Friday, July 18, 2008
The world is full of castles. I love many of them for different reasons, but my favorite is the Neuschwanstein Castle in the heart of Germany. This is a fairytale castle, created by a fairytale king... the mysterious King Ludwig II.
A very romantic dreamer, adored by women, a knight and a proud leader; he loved art, acting and music, so much so that he brought composer Robert Wagner to the palace and for many years was his patron. Wagner said, "... Today I was brought to him. He is unfortunately so beautiful and wise, soulful and lordly, that I fear his life must fade away like a divine dream in this base world... You cannot imagine the magic of his regard: if he remains alive it will be a great miracle!"
King Ludwig II created an unrealistic fairytale kingdom around himself. He began to sleep during the day and spend his waking hours at night, traveling then (often in costume), by fanciful coach or sleigh.

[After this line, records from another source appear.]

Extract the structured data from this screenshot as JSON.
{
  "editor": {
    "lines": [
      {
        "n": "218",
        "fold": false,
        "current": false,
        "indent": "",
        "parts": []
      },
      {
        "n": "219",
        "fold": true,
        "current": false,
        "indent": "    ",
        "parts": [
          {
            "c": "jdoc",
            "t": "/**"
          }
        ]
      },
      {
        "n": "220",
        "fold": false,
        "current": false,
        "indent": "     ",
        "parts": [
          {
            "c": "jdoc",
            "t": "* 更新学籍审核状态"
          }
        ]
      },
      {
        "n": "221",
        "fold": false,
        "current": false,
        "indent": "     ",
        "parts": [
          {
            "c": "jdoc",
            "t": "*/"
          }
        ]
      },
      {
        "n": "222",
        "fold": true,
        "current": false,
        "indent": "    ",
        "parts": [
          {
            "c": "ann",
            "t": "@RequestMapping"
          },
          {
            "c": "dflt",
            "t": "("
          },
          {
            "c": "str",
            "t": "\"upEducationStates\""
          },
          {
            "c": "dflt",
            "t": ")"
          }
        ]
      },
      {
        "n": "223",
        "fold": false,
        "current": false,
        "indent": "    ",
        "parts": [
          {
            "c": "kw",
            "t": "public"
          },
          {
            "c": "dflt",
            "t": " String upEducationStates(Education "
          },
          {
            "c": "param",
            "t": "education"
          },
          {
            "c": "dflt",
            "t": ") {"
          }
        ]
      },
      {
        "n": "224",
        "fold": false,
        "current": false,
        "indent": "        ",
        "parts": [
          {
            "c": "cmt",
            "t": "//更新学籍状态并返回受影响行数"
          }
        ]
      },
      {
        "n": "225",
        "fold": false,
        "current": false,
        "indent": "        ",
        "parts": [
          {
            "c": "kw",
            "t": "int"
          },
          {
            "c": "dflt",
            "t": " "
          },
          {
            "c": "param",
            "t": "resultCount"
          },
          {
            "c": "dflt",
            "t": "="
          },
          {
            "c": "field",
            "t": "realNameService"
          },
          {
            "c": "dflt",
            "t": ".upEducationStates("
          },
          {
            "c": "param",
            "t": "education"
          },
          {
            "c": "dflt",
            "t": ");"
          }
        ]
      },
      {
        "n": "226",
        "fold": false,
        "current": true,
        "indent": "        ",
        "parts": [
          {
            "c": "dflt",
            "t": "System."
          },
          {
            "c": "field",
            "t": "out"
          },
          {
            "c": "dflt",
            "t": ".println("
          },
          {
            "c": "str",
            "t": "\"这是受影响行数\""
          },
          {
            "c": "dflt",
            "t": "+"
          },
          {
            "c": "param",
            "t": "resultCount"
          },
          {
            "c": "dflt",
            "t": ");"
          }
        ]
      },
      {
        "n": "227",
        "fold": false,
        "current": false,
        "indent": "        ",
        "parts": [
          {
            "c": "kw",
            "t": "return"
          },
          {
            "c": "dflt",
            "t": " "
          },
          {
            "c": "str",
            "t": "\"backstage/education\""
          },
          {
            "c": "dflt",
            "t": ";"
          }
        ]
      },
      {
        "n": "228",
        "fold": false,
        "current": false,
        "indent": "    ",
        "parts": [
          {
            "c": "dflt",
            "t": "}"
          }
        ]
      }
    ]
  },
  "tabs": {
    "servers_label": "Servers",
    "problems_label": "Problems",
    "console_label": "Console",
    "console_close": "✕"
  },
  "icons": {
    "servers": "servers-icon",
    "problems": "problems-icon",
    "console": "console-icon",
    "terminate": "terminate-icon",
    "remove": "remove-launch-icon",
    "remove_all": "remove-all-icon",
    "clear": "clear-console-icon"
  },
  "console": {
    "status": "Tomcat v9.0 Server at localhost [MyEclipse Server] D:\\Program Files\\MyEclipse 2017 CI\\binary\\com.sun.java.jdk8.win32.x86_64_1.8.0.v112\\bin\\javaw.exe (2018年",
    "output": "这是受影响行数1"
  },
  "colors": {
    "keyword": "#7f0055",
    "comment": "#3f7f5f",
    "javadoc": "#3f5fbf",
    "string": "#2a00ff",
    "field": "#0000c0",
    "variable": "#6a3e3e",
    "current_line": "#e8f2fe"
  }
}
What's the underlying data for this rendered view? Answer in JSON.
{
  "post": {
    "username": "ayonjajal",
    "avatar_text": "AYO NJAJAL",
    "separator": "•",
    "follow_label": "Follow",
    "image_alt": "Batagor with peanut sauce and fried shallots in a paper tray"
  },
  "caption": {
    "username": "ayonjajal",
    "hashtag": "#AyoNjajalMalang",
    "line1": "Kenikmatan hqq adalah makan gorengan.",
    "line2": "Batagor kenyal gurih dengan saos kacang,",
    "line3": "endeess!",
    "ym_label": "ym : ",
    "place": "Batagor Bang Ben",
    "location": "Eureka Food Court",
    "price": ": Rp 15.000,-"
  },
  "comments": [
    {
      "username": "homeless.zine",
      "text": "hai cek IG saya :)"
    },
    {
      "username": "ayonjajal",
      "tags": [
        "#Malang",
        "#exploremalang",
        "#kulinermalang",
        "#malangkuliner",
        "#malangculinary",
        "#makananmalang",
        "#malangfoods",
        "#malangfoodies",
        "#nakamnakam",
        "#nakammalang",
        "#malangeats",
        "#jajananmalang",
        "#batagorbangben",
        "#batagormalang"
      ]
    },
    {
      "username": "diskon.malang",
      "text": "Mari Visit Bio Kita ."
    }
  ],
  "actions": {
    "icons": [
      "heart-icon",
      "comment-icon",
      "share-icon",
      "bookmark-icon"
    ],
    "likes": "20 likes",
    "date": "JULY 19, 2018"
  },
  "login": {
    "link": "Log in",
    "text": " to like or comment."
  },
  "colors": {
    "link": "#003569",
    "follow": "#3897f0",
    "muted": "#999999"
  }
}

He intertwined his fascination with the Holy Grail into his life and his palace, and as years passed, he began to retreat into his castle more and more often, where reality almost didn't exist. In a tragic, heartbreaking twist, he was removed from the throne by reason of mental incompetency, and shortly thereafter, he and the psychiatrist who declared him insane were both found dead in a lake.
This castle, its history and its fairytale king appeal to me on several levels, but more than any single reason, simply because there are times when I wish I could step into a dream and live in it for a long while... and he did. It delights me that someone, somewhere in time, was able to do that. He did it beautifully, and it's still there for others to come share in it, in a very small way... to step into his dream and walk through the echoes of it that fill his halls and his countryside.
He may not have known it, but he is also a member of the League of Dreamers... and by default, that is an eternal company of souls.
Ludwig II as the Grand Master of the Order of the Knights of St George. G. Schachinger, Munich, 1887.
Thanks to the Neuschwanstein Castle website for the photographs.